▶ TASK DESCRIPTION:
Search the records below for the word "spec". Copy each line where it occurs.

Website and app data records:
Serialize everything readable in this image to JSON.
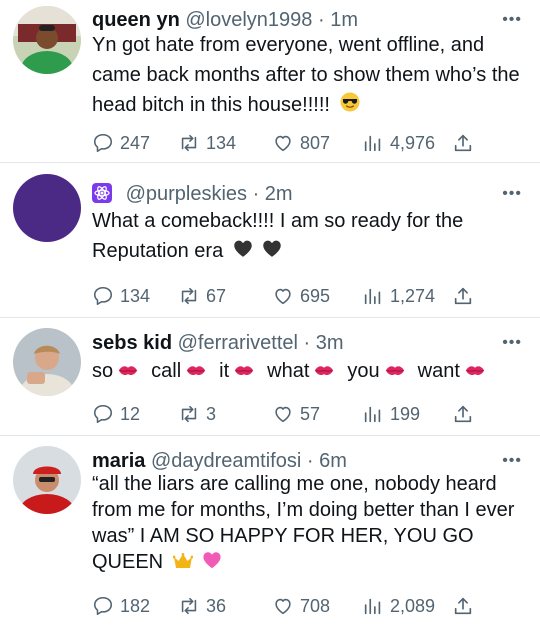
{
  "tweets": [
    {
      "name": "queen yn",
      "handle": "@lovelyn1998",
      "time": "· 1m",
      "text": "Yn got hate from everyone, went offline, and came back months after to show them who’s the head bitch in this house!!!!!",
      "emoji": "sunglasses",
      "replies": "247",
      "retweets": "134",
      "likes": "807",
      "views": "4,976"
    },
    {
      "name": "",
      "handle": "@purpleskies",
      "time": "· 2m",
      "text": "What a comeback!!!! I am so ready for the Reputation era",
      "emoji": "black-hearts",
      "replies": "134",
      "retweets": "67",
      "likes": "695",
      "views": "1,274"
    },
    {
      "name": "sebs kid",
      "handle": "@ferrarivettel",
      "time": "· 3m",
      "words": [
        "so",
        "call",
        "it",
        "what",
        "you",
        "want"
      ],
      "replies": "12",
      "retweets": "3",
      "likes": "57",
      "views": "199"
    },
    {
      "name": "maria",
      "handle": "@daydreamtifosi",
      "time": "· 6m",
      "text": "“all the liars are calling me one, nobody heard from me for months, I’m doing better than I ever was” I AM SO HAPPY FOR HER, YOU GO QUEEN",
      "emoji": "crown-heart",
      "replies": "182",
      "retweets": "36",
      "likes": "708",
      "views": "2,089"
    }
  ],
  "more_glyph": "•••",
  "colors": {
    "muted": "#536471",
    "text": "#0f1419",
    "kiss": "#e0245e",
    "purple": "#4b2a86"
  }
}
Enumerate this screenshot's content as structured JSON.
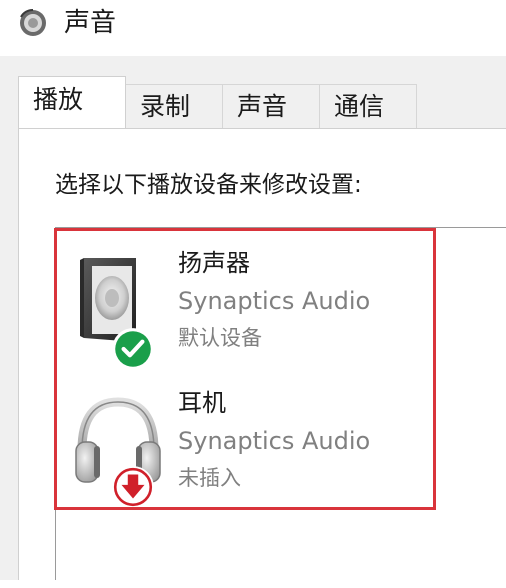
{
  "window": {
    "title": "声音",
    "icon": "speaker-icon"
  },
  "tabs": [
    {
      "label": "播放",
      "active": true
    },
    {
      "label": "录制",
      "active": false
    },
    {
      "label": "声音",
      "active": false
    },
    {
      "label": "通信",
      "active": false
    }
  ],
  "panel": {
    "instruction": "选择以下播放设备来修改设置:"
  },
  "devices": [
    {
      "name": "扬声器",
      "driver": "Synaptics Audio",
      "status": "默认设备",
      "icon": "speaker-device-icon",
      "badge": "default-check-icon",
      "badge_color": "#1a9f4a"
    },
    {
      "name": "耳机",
      "driver": "Synaptics Audio",
      "status": "未插入",
      "icon": "headphones-device-icon",
      "badge": "unplugged-arrow-icon",
      "badge_color": "#d0202a"
    }
  ],
  "colors": {
    "highlight_border": "#d9343b",
    "dialog_bg": "#f0f0f0"
  }
}
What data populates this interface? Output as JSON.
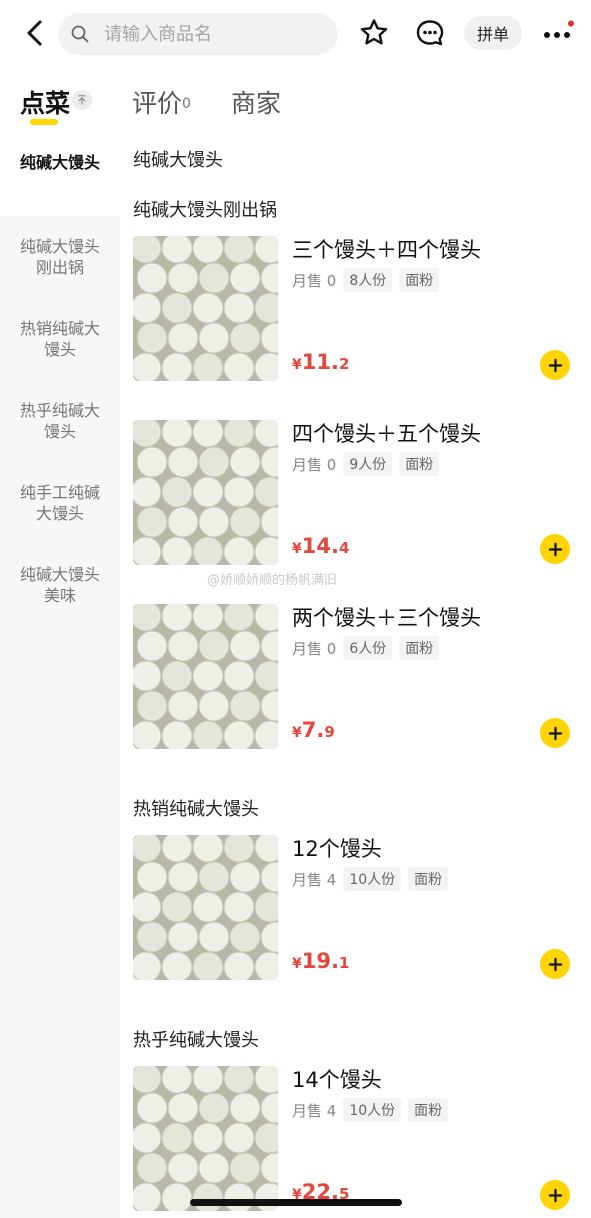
{
  "header": {
    "search_placeholder": "请输入商品名",
    "group_order_label": "拼单",
    "icons": [
      "back-icon",
      "search-icon",
      "star-icon",
      "chat-icon",
      "more-icon"
    ],
    "notification_dot_color": "#e02e24"
  },
  "tabs": {
    "order": "点菜",
    "review": "评价",
    "review_count": "0",
    "merchant": "商家",
    "active_underline_color": "#ffd400"
  },
  "sidebar": {
    "items": [
      {
        "label": "纯碱大馒头"
      },
      {
        "label": "纯碱大馒头刚出锅"
      },
      {
        "label": "热销纯碱大馒头"
      },
      {
        "label": "热乎纯碱大馒头"
      },
      {
        "label": "纯手工纯碱大馒头"
      },
      {
        "label": "纯碱大馒头美味"
      }
    ]
  },
  "content": {
    "top_heading": "纯碱大馒头",
    "sections": [
      {
        "title": "纯碱大馒头刚出锅"
      },
      {
        "title": "热销纯碱大馒头"
      },
      {
        "title": "热乎纯碱大馒头"
      }
    ],
    "products": [
      {
        "name": "三个馒头＋四个馒头",
        "sold": "月售 0",
        "serving": "8人份",
        "ingredient": "面粉",
        "currency": "¥",
        "price_int": "11.",
        "price_dec": "2"
      },
      {
        "name": "四个馒头＋五个馒头",
        "sold": "月售 0",
        "serving": "9人份",
        "ingredient": "面粉",
        "currency": "¥",
        "price_int": "14.",
        "price_dec": "4"
      },
      {
        "name": "两个馒头＋三个馒头",
        "sold": "月售 0",
        "serving": "6人份",
        "ingredient": "面粉",
        "currency": "¥",
        "price_int": "7.",
        "price_dec": "9"
      },
      {
        "name": "12个馒头",
        "sold": "月售 4",
        "serving": "10人份",
        "ingredient": "面粉",
        "currency": "¥",
        "price_int": "19.",
        "price_dec": "1"
      },
      {
        "name": "14个馒头",
        "sold": "月售 4",
        "serving": "10人份",
        "ingredient": "面粉",
        "currency": "¥",
        "price_int": "22.",
        "price_dec": "5"
      }
    ],
    "price_color": "#e4473a",
    "add_button_color": "#ffd400"
  },
  "watermark": "@娇顺娇顺的杨帆满旧"
}
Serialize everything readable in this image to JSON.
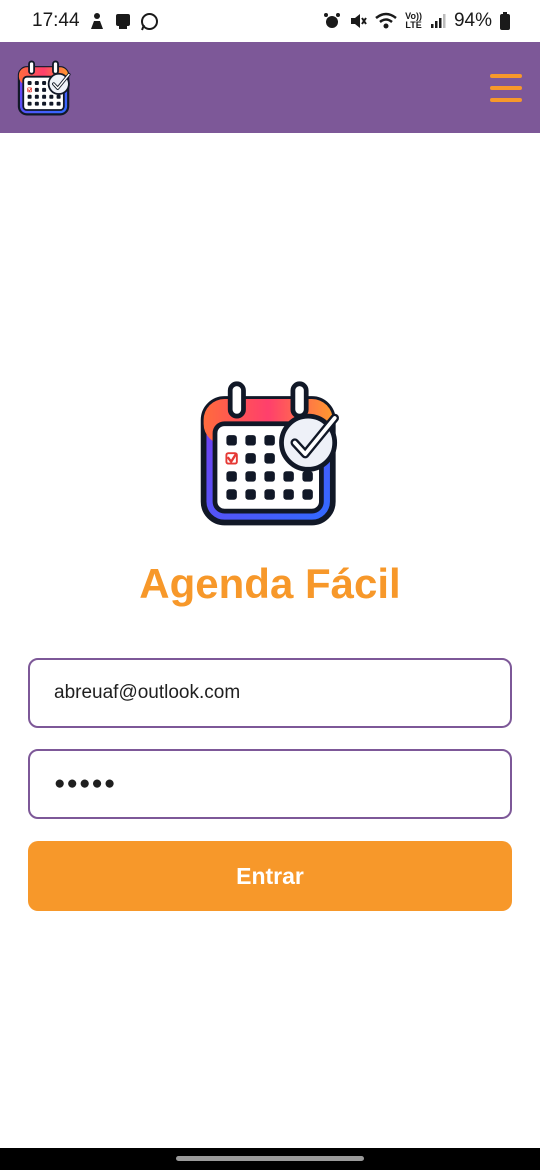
{
  "status_bar": {
    "time": "17:44",
    "left_icons": [
      "activity-icon",
      "device-icon",
      "whatsapp-icon"
    ],
    "right_icons": [
      "alarm-icon",
      "mute-icon",
      "wifi-icon",
      "volte-icon",
      "signal-icon",
      "battery-icon"
    ],
    "volte_top": "Vo))",
    "volte_bottom": "LTE",
    "battery_percent": "94%"
  },
  "app_bar": {
    "logo": "calendar-check-icon",
    "menu": "hamburger-menu-icon",
    "background_color": "#7d5898",
    "accent_color": "#f7982a"
  },
  "login": {
    "logo": "calendar-check-icon",
    "title": "Agenda Fácil",
    "email_value": "abreuaf@outlook.com",
    "password_value": "●●●●●",
    "submit_label": "Entrar"
  }
}
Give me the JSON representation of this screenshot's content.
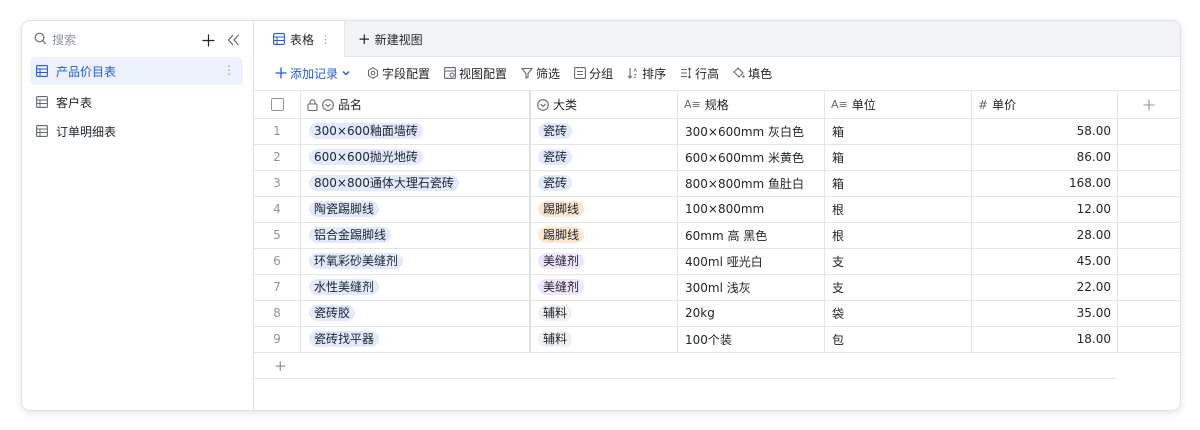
{
  "sidebar": {
    "search_placeholder": "搜索",
    "items": [
      {
        "label": "产品价目表",
        "active": true
      },
      {
        "label": "客户表",
        "active": false
      },
      {
        "label": "订单明细表",
        "active": false
      }
    ]
  },
  "tabs": {
    "active_label": "表格",
    "new_view_label": "新建视图"
  },
  "toolbar": {
    "add_record": "添加记录",
    "field_config": "字段配置",
    "view_config": "视图配置",
    "filter": "筛选",
    "group": "分组",
    "sort": "排序",
    "row_height": "行高",
    "fill_color": "填色"
  },
  "table": {
    "columns": [
      "品名",
      "大类",
      "规格",
      "单位",
      "单价"
    ],
    "rows": [
      {
        "idx": "1",
        "name": "300×600釉面墙砖",
        "category": "瓷砖",
        "spec": "300×600mm 灰白色",
        "unit": "箱",
        "price": "58.00"
      },
      {
        "idx": "2",
        "name": "600×600抛光地砖",
        "category": "瓷砖",
        "spec": "600×600mm 米黄色",
        "unit": "箱",
        "price": "86.00"
      },
      {
        "idx": "3",
        "name": "800×800通体大理石瓷砖",
        "category": "瓷砖",
        "spec": "800×800mm 鱼肚白",
        "unit": "箱",
        "price": "168.00"
      },
      {
        "idx": "4",
        "name": "陶瓷踢脚线",
        "category": "踢脚线",
        "spec": "100×800mm",
        "unit": "根",
        "price": "12.00"
      },
      {
        "idx": "5",
        "name": "铝合金踢脚线",
        "category": "踢脚线",
        "spec": "60mm 高 黑色",
        "unit": "根",
        "price": "28.00"
      },
      {
        "idx": "6",
        "name": "环氧彩砂美缝剂",
        "category": "美缝剂",
        "spec": "400ml 哑光白",
        "unit": "支",
        "price": "45.00"
      },
      {
        "idx": "7",
        "name": "水性美缝剂",
        "category": "美缝剂",
        "spec": "300ml 浅灰",
        "unit": "支",
        "price": "22.00"
      },
      {
        "idx": "8",
        "name": "瓷砖胶",
        "category": "辅料",
        "spec": "20kg",
        "unit": "袋",
        "price": "35.00"
      },
      {
        "idx": "9",
        "name": "瓷砖找平器",
        "category": "辅料",
        "spec": "100个装",
        "unit": "包",
        "price": "18.00"
      }
    ]
  },
  "category_colors": {
    "瓷砖": {
      "bg": "#e1eaff",
      "fg": "#1f2329"
    },
    "踢脚线": {
      "bg": "#fee7cd",
      "fg": "#1f2329"
    },
    "美缝剂": {
      "bg": "#efe6fe",
      "fg": "#1f2329"
    },
    "辅料": {
      "bg": "#eff0f1",
      "fg": "#1f2329"
    }
  },
  "colors": {
    "accent": "#245bdb",
    "active_bg": "#edf1fb",
    "name_pill_bg": "#e1eaff"
  }
}
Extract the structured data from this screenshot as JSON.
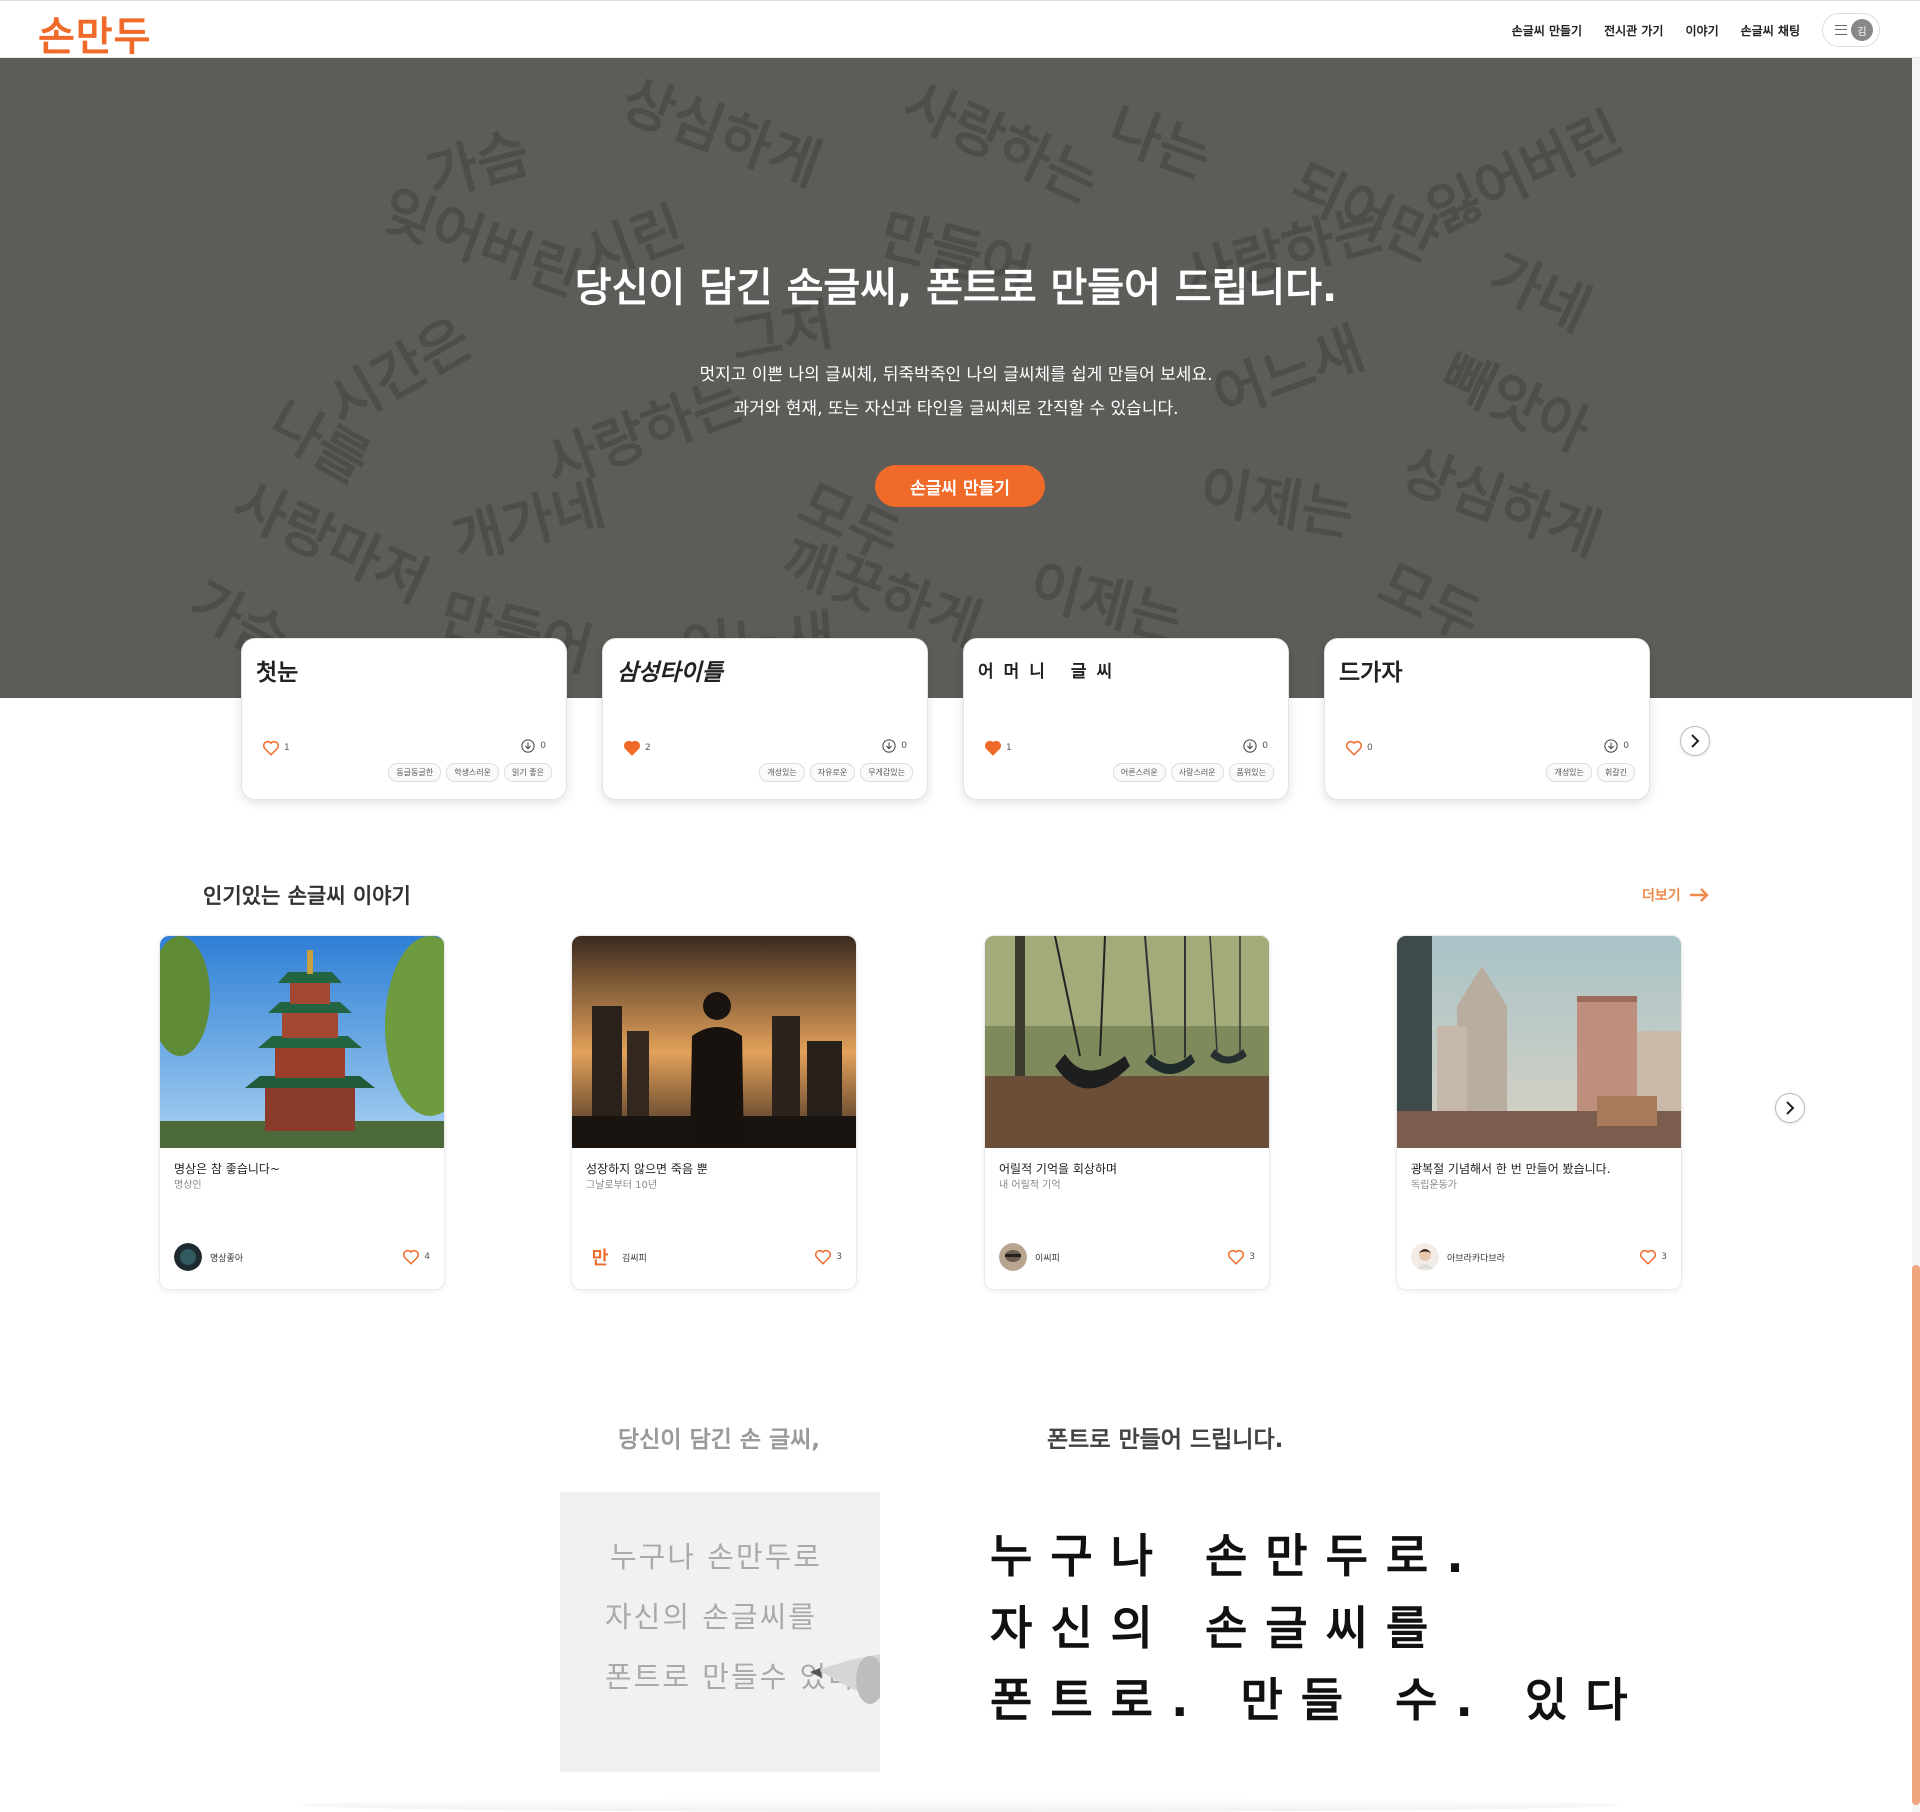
{
  "header": {
    "logo": "손만두",
    "nav": [
      "손글씨 만들기",
      "전시관 가기",
      "이야기",
      "손글씨 채팅"
    ],
    "user_initial": "김"
  },
  "hero": {
    "title": "당신이 담긴 손글씨, 폰트로 만들어 드립니다.",
    "subtitle_line1": "멋지고 이쁜 나의 글씨체, 뒤죽박죽인 나의 글씨체를 쉽게 만들어 보세요.",
    "subtitle_line2": "과거와 현재, 또는 자신과 타인을 글씨체로 간직할 수 있습니다.",
    "cta": "손글씨 만들기",
    "background_words": [
      "가슴",
      "상심하게",
      "사랑하는",
      "나는",
      "잃어버린",
      "되어만",
      "잊어버린",
      "시린",
      "만들어",
      "사랑하는",
      "가네",
      "시간은",
      "그저",
      "어느새",
      "빼앗아",
      "나를",
      "사랑하는",
      "모두",
      "이제는",
      "상심하게",
      "사랑마저",
      "개가네",
      "깨끗하게",
      "이제는",
      "모두",
      "가슴",
      "만들어",
      "어느새",
      "돼"
    ]
  },
  "fonts": [
    {
      "name": "첫눈",
      "likes": "1",
      "liked": false,
      "downloads": "0",
      "tags": [
        "동글동글한",
        "학생스러운",
        "읽기 좋은"
      ]
    },
    {
      "name": "삼성타이틀",
      "likes": "2",
      "liked": true,
      "downloads": "0",
      "tags": [
        "개성있는",
        "자유로운",
        "무게감있는"
      ]
    },
    {
      "name": "어머니 글씨",
      "likes": "1",
      "liked": true,
      "downloads": "0",
      "tags": [
        "어른스러운",
        "사랑스러운",
        "품위있는"
      ]
    },
    {
      "name": "드가자",
      "likes": "0",
      "liked": false,
      "downloads": "0",
      "tags": [
        "개성있는",
        "휘갈긴"
      ]
    }
  ],
  "stories_section": {
    "title": "인기있는 손글씨 이야기",
    "more": "더보기"
  },
  "stories": [
    {
      "title": "명상은 참 좋습니다~",
      "subtitle": "명상인",
      "author": "명상좋아",
      "likes": "4"
    },
    {
      "title": "성장하지 않으면 죽음 뿐",
      "subtitle": "그날로부터 10년",
      "author": "김씨피",
      "likes": "3"
    },
    {
      "title": "어릴적 기억을 회상하며",
      "subtitle": "내 어릴적 기억",
      "author": "이씨피",
      "likes": "3"
    },
    {
      "title": "광복절 기념해서 한 번 만들어 봤습니다.",
      "subtitle": "독립운동가",
      "author": "아브라카다브라",
      "likes": "3"
    }
  ],
  "demo": {
    "left_title": "당신이 담긴 손 글씨,",
    "right_title": "폰트로 만들어 드립니다.",
    "handwriting_lines": [
      "누구나  손만두로",
      "자신의  손글씨를",
      "폰트로  만들수  있다"
    ],
    "font_lines": [
      "누구나 손만두로.",
      "자신의 손글씨를",
      "폰트로. 만들 수. 있다"
    ]
  },
  "colors": {
    "accent": "#f06a2a",
    "hero_bg": "#5e5c59"
  }
}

▶ RESULT BELOW:
        "spec": "300×600mm 灰白色",
        "spec": "600×600mm 米黄色",
        "spec": "800×800mm 鱼肚白",
        "spec": "100×800mm",
        "spec": "60mm 高 黑色",
        "spec": "400ml 哑光白",
        "spec": "300ml 浅灰",
        "spec": "20kg",
        "spec": "100个装",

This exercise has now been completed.